What to work on: The answer must be an exact reproduction of all the entries.

Data for this exercise:

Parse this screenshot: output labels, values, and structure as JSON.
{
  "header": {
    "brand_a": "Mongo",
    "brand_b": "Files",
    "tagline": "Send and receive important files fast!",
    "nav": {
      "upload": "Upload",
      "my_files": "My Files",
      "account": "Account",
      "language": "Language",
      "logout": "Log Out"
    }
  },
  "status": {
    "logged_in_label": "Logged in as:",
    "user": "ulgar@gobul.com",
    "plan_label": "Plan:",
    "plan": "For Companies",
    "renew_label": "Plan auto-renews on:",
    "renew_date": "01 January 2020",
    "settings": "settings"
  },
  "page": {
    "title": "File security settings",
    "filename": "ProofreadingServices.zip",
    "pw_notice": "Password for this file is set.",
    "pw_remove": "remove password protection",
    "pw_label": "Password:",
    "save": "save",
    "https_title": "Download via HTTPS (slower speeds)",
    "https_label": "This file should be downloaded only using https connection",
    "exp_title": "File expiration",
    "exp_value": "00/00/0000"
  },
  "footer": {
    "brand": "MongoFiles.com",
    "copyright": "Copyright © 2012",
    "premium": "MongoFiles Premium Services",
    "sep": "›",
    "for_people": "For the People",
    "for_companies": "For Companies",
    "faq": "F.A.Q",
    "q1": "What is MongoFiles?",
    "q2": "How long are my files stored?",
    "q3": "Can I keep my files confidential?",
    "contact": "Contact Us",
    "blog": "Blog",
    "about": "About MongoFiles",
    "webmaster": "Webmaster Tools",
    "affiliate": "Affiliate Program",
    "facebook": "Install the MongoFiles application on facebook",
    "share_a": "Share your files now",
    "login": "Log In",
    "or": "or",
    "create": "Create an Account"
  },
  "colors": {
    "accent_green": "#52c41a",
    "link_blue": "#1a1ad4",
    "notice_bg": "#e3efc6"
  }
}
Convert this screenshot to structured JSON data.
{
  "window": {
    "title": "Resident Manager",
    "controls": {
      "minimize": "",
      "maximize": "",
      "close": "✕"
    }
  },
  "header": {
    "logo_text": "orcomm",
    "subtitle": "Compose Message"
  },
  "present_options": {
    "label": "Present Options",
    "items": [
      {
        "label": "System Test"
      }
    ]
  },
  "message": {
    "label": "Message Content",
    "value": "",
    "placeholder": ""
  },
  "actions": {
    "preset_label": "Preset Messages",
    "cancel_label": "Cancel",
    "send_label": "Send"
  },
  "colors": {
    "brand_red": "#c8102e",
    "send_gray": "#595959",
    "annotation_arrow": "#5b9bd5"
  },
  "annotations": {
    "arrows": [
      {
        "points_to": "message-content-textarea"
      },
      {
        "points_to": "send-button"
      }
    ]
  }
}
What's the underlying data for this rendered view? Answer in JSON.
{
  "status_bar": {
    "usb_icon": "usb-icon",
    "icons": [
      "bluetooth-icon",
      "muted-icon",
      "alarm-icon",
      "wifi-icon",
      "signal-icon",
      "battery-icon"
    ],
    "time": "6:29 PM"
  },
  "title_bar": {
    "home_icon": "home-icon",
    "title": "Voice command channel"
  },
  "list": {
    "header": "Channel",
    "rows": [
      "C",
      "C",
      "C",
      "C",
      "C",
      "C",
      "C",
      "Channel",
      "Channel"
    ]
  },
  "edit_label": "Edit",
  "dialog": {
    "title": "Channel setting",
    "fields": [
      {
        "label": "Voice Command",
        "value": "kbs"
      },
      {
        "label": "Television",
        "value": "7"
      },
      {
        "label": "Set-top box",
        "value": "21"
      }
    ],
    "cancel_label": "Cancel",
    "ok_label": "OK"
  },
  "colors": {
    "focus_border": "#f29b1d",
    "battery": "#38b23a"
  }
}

Expected answer:
Parse this screenshot: output labels, values, and structure as JSON.
{
  "header": {
    "brand_a": "Mongo",
    "brand_b": "Files",
    "tagline": "Send and receive important files fast!",
    "nav": {
      "upload": "Upload",
      "my_files": "My Files",
      "account": "Account",
      "language": "Language",
      "logout": "Log Out"
    }
  },
  "status": {
    "logged_in_label": "Logged in as:",
    "user": "ulgar@gobul.com",
    "plan_label": "Plan:",
    "plan": "For Companies",
    "renew_label": "Plan auto-renews on:",
    "renew_date": "01 January 2020",
    "settings": "settings"
  },
  "page": {
    "title": "File security settings",
    "filename": "ProofreadingServices.zip",
    "pw_notice": "Password for this file is set.",
    "pw_remove": "remove password protection",
    "pw_label": "Password:",
    "save": "save",
    "https_title": "Download via HTTPS (slower speeds)",
    "https_label": "This file should be downloaded only using https connection",
    "exp_title": "File expiration",
    "exp_value": "00/00/0000"
  },
  "footer": {
    "brand": "MongoFiles.com",
    "copyright": "Copyright © 2012",
    "premium": "MongoFiles Premium Services",
    "sep": "›",
    "for_people": "For the People",
    "for_companies": "For Companies",
    "faq": "F.A.Q",
    "q1": "What is MongoFiles?",
    "q2": "How long are my files stored?",
    "q3": "Can I keep my files confidential?",
    "contact": "Contact Us",
    "blog": "Blog",
    "about": "About MongoFiles",
    "webmaster": "Webmaster Tools",
    "affiliate": "Affiliate Program",
    "facebook": "Install the MongoFiles application on facebook",
    "share_a": "Share your files now",
    "login": "Log In",
    "or": "or",
    "create": "Create an Account"
  },
  "colors": {
    "accent_green": "#52c41a",
    "link_blue": "#1a1ad4",
    "notice_bg": "#e3efc6"
  }
}
Convert this screenshot to structured JSON data.
{
  "window": {
    "title": "Resident Manager",
    "controls": {
      "minimize": "",
      "maximize": "",
      "close": "✕"
    }
  },
  "header": {
    "logo_text": "orcomm",
    "subtitle": "Compose Message"
  },
  "present_options": {
    "label": "Present Options",
    "items": [
      {
        "label": "System Test"
      }
    ]
  },
  "message": {
    "label": "Message Content",
    "value": "",
    "placeholder": ""
  },
  "actions": {
    "preset_label": "Preset Messages",
    "cancel_label": "Cancel",
    "send_label": "Send"
  },
  "colors": {
    "brand_red": "#c8102e",
    "send_gray": "#595959",
    "annotation_arrow": "#5b9bd5"
  },
  "annotations": {
    "arrows": [
      {
        "points_to": "message-content-textarea"
      },
      {
        "points_to": "send-button"
      }
    ]
  }
}
What's the underlying data for this rendered view? Answer in JSON.
{
  "status_bar": {
    "usb_icon": "usb-icon",
    "icons": [
      "bluetooth-icon",
      "muted-icon",
      "alarm-icon",
      "wifi-icon",
      "signal-icon",
      "battery-icon"
    ],
    "time": "6:29 PM"
  },
  "title_bar": {
    "home_icon": "home-icon",
    "title": "Voice command channel"
  },
  "list": {
    "header": "Channel",
    "rows": [
      "C",
      "C",
      "C",
      "C",
      "C",
      "C",
      "C",
      "Channel",
      "Channel"
    ]
  },
  "edit_label": "Edit",
  "dialog": {
    "title": "Channel setting",
    "fields": [
      {
        "label": "Voice Command",
        "value": "kbs"
      },
      {
        "label": "Television",
        "value": "7"
      },
      {
        "label": "Set-top box",
        "value": "21"
      }
    ],
    "cancel_label": "Cancel",
    "ok_label": "OK"
  },
  "colors": {
    "focus_border": "#f29b1d",
    "battery": "#38b23a"
  }
}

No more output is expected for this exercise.